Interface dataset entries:

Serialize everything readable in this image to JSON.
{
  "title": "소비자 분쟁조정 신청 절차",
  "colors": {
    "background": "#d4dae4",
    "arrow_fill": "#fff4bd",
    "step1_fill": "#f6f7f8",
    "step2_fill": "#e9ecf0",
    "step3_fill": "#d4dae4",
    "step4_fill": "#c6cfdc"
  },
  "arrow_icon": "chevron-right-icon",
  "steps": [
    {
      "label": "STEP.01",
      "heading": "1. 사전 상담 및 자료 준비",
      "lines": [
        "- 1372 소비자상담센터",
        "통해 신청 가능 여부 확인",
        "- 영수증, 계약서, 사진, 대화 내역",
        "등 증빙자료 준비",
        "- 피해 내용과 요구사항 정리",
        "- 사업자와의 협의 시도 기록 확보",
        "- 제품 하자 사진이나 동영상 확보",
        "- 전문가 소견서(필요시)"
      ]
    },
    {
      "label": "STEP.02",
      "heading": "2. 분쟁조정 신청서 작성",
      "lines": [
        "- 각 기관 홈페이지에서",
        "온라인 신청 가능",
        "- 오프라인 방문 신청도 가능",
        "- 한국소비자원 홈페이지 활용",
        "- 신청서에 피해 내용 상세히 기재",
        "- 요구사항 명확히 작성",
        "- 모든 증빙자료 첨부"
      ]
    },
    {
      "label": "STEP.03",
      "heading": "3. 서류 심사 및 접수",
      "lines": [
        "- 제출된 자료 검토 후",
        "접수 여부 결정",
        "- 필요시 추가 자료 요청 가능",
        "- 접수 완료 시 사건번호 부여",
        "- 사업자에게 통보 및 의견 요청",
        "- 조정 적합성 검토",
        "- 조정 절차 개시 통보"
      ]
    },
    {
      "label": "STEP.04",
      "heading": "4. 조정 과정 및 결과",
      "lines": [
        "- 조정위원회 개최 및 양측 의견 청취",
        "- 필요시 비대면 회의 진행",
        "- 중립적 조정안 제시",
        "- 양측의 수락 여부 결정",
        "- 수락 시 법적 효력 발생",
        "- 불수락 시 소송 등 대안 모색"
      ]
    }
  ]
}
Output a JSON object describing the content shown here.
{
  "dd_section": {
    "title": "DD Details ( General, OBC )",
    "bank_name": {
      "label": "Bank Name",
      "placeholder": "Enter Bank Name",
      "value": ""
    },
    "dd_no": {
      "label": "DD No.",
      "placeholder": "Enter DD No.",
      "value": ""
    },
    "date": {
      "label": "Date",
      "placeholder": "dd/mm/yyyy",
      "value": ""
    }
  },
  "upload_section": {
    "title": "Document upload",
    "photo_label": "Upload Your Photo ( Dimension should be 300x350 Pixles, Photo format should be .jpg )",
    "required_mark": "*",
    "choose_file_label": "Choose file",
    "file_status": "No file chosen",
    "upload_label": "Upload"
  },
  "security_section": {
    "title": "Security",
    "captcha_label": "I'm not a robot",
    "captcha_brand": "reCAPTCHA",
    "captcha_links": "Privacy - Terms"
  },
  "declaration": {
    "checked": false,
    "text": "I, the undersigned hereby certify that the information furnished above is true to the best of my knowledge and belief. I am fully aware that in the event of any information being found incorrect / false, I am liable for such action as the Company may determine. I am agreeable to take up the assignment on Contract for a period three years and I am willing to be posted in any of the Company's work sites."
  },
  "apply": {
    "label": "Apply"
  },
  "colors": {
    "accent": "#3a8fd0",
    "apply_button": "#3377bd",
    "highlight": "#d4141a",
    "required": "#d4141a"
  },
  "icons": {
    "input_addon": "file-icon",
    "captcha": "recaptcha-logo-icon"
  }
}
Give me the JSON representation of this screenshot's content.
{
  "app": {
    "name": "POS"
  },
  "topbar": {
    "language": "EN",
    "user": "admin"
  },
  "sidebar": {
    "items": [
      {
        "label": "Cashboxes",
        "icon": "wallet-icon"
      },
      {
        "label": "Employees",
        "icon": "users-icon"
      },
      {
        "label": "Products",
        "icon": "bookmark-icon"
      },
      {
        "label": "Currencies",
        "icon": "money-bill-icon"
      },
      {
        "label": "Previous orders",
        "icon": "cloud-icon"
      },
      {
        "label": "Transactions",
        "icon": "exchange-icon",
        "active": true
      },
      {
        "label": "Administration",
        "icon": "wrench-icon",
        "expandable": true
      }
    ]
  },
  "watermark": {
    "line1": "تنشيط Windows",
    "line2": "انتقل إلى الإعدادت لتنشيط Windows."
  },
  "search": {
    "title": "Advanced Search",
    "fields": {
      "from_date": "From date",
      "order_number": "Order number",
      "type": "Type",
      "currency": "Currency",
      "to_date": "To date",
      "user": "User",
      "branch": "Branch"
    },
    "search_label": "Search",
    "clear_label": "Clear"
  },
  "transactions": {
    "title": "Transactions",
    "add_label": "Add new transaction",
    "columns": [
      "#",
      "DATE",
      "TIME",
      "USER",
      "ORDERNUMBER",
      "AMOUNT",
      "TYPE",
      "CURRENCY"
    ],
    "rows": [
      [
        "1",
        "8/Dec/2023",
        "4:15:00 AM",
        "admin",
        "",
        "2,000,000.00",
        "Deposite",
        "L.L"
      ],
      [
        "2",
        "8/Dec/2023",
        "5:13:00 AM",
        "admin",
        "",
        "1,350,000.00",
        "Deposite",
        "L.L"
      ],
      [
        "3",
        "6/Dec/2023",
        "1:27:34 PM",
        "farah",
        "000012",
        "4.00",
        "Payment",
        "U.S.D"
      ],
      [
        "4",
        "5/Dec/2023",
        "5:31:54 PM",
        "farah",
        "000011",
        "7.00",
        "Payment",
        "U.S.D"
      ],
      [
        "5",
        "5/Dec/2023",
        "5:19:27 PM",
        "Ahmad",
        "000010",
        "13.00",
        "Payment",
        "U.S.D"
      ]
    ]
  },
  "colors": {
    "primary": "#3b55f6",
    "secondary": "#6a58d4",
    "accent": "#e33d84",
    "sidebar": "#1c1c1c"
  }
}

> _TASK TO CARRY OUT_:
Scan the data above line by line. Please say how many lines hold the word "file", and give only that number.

> _RESPONSE TO THIS TASK_:
3